■ **PROBLEM DETAILS**: Repeat each entry exactly. Drop every image.

-------------------------

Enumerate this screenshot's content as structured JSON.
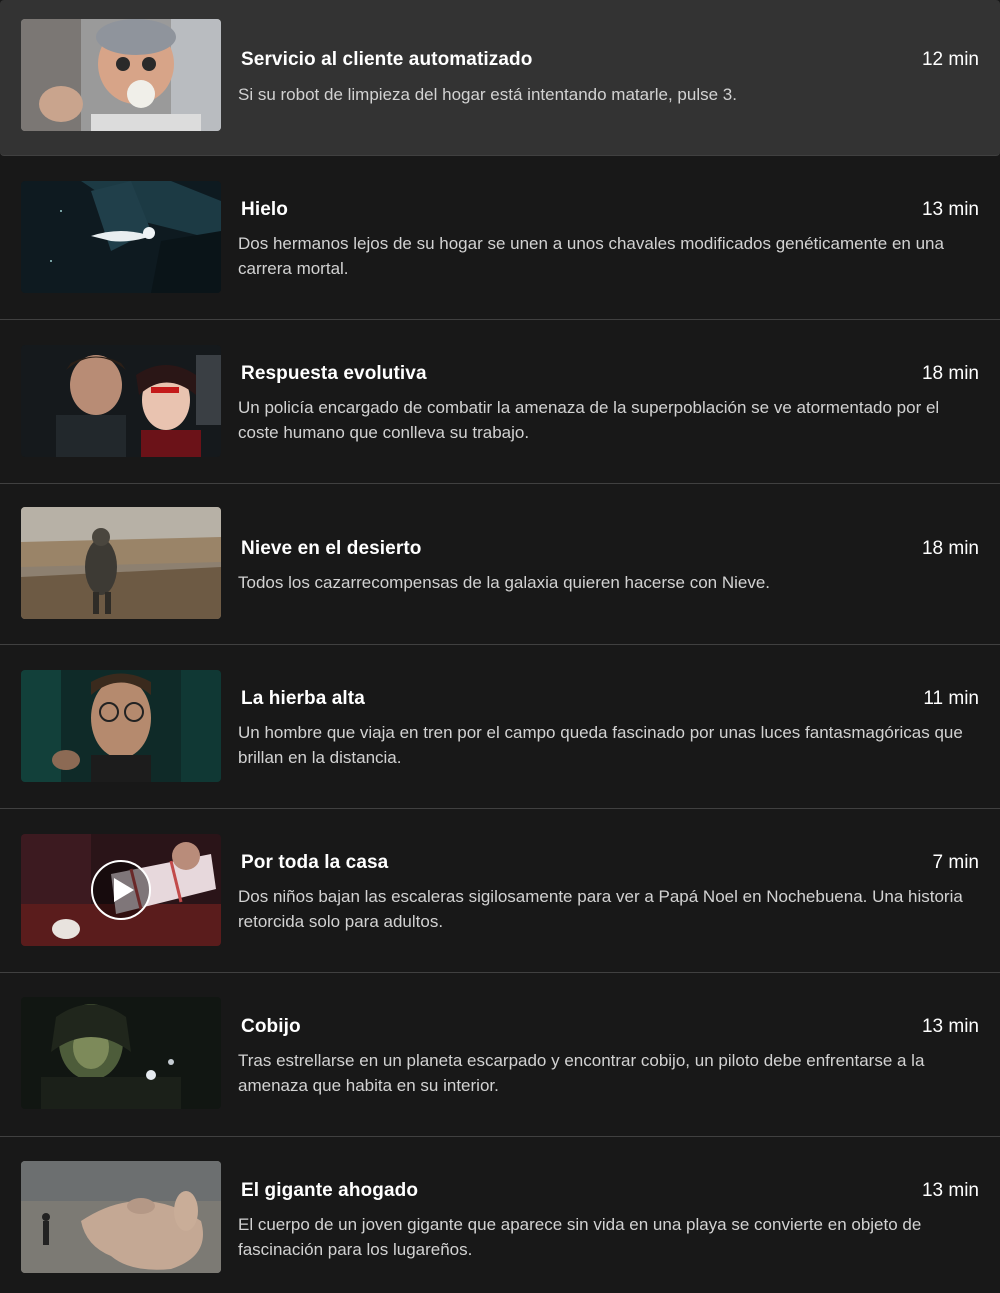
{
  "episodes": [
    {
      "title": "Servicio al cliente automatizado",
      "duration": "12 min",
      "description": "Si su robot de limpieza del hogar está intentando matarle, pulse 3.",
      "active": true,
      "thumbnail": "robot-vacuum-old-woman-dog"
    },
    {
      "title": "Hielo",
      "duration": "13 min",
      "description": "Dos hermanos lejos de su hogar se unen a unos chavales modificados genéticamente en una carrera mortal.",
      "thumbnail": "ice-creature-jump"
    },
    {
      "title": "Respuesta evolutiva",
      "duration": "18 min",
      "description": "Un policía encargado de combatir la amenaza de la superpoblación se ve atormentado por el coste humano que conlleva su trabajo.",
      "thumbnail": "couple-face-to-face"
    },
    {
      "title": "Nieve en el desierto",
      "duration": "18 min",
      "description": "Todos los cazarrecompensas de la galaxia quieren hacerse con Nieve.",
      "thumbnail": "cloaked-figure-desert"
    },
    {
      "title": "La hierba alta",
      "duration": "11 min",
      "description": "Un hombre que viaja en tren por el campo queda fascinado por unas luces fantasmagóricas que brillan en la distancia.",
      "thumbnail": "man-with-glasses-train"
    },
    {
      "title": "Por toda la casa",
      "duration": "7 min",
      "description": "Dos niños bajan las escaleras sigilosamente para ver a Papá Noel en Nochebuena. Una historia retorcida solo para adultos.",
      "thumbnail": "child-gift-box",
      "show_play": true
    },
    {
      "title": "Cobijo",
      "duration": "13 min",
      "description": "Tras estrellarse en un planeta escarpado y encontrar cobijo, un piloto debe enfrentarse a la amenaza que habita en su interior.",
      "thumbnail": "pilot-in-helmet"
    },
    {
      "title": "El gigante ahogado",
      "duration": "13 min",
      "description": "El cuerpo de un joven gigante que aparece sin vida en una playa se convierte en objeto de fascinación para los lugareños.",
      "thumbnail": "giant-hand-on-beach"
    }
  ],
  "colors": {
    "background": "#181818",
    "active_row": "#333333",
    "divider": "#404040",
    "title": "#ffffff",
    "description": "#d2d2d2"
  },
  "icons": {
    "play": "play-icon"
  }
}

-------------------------

■ **SOLUTION FOR THIS EXERCISE**:
Enumerate this screenshot's content as structured JSON.
{
  "episodes": [
    {
      "title": "Servicio al cliente automatizado",
      "duration": "12 min",
      "description": "Si su robot de limpieza del hogar está intentando matarle, pulse 3.",
      "active": true,
      "thumbnail": "robot-vacuum-old-woman-dog"
    },
    {
      "title": "Hielo",
      "duration": "13 min",
      "description": "Dos hermanos lejos de su hogar se unen a unos chavales modificados genéticamente en una carrera mortal.",
      "thumbnail": "ice-creature-jump"
    },
    {
      "title": "Respuesta evolutiva",
      "duration": "18 min",
      "description": "Un policía encargado de combatir la amenaza de la superpoblación se ve atormentado por el coste humano que conlleva su trabajo.",
      "thumbnail": "couple-face-to-face"
    },
    {
      "title": "Nieve en el desierto",
      "duration": "18 min",
      "description": "Todos los cazarrecompensas de la galaxia quieren hacerse con Nieve.",
      "thumbnail": "cloaked-figure-desert"
    },
    {
      "title": "La hierba alta",
      "duration": "11 min",
      "description": "Un hombre que viaja en tren por el campo queda fascinado por unas luces fantasmagóricas que brillan en la distancia.",
      "thumbnail": "man-with-glasses-train"
    },
    {
      "title": "Por toda la casa",
      "duration": "7 min",
      "description": "Dos niños bajan las escaleras sigilosamente para ver a Papá Noel en Nochebuena. Una historia retorcida solo para adultos.",
      "thumbnail": "child-gift-box",
      "show_play": true
    },
    {
      "title": "Cobijo",
      "duration": "13 min",
      "description": "Tras estrellarse en un planeta escarpado y encontrar cobijo, un piloto debe enfrentarse a la amenaza que habita en su interior.",
      "thumbnail": "pilot-in-helmet"
    },
    {
      "title": "El gigante ahogado",
      "duration": "13 min",
      "description": "El cuerpo de un joven gigante que aparece sin vida en una playa se convierte en objeto de fascinación para los lugareños.",
      "thumbnail": "giant-hand-on-beach"
    }
  ],
  "colors": {
    "background": "#181818",
    "active_row": "#333333",
    "divider": "#404040",
    "title": "#ffffff",
    "description": "#d2d2d2"
  },
  "icons": {
    "play": "play-icon"
  }
}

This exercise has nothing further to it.